• DIRECTIONS FOR THIS TASK
Search the data for the string "grid", and report each line where it is found.

── DATA IN THIS EXERCISE ──

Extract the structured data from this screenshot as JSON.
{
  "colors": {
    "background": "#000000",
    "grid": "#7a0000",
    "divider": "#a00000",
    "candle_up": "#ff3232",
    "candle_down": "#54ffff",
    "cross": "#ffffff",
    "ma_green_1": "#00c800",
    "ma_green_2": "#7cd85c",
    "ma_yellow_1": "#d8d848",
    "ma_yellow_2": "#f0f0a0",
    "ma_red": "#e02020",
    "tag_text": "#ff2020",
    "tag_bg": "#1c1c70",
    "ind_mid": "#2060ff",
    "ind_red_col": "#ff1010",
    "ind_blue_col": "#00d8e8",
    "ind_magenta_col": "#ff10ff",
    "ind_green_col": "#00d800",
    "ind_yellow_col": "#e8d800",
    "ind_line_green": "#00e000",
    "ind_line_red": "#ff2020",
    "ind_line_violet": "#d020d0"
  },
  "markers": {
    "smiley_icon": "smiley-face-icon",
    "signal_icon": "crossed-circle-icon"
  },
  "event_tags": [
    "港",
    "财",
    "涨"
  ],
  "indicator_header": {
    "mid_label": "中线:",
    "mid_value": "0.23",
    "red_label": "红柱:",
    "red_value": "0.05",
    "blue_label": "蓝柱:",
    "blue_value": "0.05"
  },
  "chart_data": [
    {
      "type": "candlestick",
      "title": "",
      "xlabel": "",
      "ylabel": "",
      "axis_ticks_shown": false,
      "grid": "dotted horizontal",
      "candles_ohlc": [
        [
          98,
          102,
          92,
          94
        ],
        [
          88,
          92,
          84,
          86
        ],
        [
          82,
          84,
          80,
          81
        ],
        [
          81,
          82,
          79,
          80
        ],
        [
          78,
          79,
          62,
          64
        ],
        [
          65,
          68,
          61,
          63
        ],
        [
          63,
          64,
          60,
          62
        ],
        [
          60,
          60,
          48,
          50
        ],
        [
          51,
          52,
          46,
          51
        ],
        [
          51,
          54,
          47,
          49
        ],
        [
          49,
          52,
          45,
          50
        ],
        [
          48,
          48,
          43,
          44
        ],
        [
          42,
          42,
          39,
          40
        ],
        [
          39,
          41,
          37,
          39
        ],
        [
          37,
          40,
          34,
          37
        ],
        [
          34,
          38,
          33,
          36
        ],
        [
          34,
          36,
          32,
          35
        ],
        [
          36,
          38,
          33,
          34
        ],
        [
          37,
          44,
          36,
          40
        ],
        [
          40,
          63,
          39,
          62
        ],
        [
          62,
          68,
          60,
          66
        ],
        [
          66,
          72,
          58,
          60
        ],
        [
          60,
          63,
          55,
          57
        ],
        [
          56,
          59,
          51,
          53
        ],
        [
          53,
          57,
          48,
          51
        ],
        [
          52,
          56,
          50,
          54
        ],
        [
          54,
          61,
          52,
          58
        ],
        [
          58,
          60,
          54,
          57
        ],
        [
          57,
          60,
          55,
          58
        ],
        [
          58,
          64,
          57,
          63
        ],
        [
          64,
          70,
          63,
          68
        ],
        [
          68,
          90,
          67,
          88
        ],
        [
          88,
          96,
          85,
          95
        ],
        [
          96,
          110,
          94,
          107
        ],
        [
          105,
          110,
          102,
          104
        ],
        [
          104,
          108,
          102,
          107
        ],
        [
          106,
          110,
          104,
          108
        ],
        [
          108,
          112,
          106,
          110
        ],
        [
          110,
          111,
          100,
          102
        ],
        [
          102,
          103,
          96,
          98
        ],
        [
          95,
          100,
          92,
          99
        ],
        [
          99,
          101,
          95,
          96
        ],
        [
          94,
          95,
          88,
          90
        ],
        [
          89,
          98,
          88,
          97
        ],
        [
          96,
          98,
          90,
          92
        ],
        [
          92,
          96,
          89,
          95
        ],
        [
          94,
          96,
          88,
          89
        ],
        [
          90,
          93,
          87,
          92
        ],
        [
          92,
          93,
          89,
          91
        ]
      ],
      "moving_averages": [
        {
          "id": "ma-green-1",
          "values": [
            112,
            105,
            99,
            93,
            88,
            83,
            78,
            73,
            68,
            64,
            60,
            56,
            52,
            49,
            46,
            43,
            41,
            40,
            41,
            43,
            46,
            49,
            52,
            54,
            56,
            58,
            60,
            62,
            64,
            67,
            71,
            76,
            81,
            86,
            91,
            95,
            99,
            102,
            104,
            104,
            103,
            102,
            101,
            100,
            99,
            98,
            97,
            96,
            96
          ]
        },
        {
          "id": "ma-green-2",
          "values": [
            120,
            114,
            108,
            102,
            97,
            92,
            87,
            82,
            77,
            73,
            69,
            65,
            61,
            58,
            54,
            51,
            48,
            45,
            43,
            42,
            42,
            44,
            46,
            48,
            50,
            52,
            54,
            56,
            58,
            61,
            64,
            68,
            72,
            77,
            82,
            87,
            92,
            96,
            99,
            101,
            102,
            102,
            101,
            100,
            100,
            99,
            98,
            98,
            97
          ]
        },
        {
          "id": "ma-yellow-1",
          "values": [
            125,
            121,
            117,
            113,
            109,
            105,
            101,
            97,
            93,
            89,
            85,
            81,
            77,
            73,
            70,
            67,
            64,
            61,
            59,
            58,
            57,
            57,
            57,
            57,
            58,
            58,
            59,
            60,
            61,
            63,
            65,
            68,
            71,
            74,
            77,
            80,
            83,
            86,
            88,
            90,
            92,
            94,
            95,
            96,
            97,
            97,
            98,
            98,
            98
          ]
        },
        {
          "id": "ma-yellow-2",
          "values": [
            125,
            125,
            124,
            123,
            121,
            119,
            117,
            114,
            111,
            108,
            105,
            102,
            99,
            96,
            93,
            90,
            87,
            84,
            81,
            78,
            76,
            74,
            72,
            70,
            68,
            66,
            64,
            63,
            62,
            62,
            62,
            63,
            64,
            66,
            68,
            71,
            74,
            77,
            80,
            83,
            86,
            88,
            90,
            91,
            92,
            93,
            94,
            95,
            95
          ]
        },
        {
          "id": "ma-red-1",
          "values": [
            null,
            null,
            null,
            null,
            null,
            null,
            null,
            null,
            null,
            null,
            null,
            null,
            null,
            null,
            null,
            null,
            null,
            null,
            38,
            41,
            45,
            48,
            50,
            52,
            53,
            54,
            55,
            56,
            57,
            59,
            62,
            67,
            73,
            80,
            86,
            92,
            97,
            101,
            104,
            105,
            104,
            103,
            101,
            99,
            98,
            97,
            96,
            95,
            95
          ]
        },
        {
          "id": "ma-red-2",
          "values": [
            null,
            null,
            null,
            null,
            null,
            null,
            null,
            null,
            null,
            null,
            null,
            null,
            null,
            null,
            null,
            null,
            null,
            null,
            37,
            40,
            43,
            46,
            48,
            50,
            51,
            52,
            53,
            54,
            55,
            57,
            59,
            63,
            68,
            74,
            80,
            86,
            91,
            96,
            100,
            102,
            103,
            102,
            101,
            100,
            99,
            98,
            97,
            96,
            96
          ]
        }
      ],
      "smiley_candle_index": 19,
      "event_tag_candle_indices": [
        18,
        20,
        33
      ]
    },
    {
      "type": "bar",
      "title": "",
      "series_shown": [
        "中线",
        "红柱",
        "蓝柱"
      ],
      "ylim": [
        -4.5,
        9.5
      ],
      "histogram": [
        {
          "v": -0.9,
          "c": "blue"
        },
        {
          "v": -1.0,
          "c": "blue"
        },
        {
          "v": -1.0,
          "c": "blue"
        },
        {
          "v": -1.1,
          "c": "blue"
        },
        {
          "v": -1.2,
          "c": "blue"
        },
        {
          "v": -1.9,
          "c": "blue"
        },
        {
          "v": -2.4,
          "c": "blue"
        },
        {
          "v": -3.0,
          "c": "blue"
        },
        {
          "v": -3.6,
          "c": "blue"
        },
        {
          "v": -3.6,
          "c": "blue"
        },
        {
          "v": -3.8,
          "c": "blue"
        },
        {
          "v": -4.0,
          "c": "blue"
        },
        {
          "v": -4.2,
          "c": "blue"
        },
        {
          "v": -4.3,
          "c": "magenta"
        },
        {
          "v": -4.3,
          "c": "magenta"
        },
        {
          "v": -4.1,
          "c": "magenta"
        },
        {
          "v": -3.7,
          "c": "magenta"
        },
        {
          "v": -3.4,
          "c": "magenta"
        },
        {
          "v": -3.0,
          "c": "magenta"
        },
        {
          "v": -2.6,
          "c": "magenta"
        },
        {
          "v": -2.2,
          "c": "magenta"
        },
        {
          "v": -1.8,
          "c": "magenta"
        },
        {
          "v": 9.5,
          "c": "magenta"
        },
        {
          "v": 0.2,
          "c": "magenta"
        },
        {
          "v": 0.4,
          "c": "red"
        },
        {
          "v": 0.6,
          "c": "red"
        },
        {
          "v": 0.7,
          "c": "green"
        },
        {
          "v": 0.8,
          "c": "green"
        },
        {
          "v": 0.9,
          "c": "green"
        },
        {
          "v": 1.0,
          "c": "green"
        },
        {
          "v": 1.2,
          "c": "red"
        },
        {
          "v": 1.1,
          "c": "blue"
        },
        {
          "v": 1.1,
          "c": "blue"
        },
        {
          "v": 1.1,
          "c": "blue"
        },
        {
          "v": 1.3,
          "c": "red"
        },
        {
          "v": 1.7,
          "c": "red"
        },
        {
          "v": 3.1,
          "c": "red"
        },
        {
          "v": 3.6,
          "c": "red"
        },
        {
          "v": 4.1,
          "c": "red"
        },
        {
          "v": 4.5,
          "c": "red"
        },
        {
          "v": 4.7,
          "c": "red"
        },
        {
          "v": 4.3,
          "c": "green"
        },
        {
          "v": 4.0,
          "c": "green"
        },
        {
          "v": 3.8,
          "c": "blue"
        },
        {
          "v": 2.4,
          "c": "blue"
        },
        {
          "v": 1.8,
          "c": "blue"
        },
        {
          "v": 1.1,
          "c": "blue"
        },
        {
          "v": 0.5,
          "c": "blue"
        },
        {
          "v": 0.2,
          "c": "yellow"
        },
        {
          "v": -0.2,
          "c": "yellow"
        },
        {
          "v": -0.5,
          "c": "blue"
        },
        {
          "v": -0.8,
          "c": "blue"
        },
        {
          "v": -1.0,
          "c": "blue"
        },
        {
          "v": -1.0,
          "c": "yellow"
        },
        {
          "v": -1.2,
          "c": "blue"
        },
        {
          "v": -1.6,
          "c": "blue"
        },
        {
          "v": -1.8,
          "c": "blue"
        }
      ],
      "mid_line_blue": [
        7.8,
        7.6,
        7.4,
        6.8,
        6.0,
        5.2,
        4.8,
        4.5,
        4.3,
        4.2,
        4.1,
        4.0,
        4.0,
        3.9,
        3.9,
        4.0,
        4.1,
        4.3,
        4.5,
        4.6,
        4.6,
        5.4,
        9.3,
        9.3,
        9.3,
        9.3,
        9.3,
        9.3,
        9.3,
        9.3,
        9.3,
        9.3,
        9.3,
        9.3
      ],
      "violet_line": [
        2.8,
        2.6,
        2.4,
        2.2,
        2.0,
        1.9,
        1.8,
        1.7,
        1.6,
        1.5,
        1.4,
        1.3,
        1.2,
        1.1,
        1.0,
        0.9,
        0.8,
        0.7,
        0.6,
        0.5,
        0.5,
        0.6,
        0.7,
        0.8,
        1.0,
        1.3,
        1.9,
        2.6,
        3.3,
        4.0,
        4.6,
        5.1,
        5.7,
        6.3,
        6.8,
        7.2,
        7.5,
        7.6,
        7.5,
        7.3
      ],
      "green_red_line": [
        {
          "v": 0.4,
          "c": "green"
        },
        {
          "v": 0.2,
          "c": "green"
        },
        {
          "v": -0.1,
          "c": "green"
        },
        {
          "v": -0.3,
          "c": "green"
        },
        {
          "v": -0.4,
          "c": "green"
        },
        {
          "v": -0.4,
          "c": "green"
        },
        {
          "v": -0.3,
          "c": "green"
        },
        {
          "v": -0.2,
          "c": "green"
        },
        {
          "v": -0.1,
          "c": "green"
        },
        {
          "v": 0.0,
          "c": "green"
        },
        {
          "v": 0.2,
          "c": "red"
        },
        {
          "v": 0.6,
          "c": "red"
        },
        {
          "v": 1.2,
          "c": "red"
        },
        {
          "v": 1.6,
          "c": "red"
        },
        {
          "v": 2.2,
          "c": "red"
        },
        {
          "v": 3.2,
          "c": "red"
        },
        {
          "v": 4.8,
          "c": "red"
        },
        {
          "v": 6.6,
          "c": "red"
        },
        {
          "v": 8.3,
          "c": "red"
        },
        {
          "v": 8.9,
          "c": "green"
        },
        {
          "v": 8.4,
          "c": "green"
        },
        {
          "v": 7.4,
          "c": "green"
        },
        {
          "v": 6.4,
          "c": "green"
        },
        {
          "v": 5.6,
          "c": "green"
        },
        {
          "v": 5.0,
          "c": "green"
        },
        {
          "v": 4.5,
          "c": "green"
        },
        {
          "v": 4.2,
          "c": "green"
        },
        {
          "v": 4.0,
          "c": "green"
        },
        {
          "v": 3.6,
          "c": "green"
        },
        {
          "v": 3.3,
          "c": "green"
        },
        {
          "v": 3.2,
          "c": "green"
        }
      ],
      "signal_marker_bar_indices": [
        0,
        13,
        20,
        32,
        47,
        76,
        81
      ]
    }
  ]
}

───

• ANSWER SPACE
    "grid": "#7a0000",
      "grid": "dotted horizontal",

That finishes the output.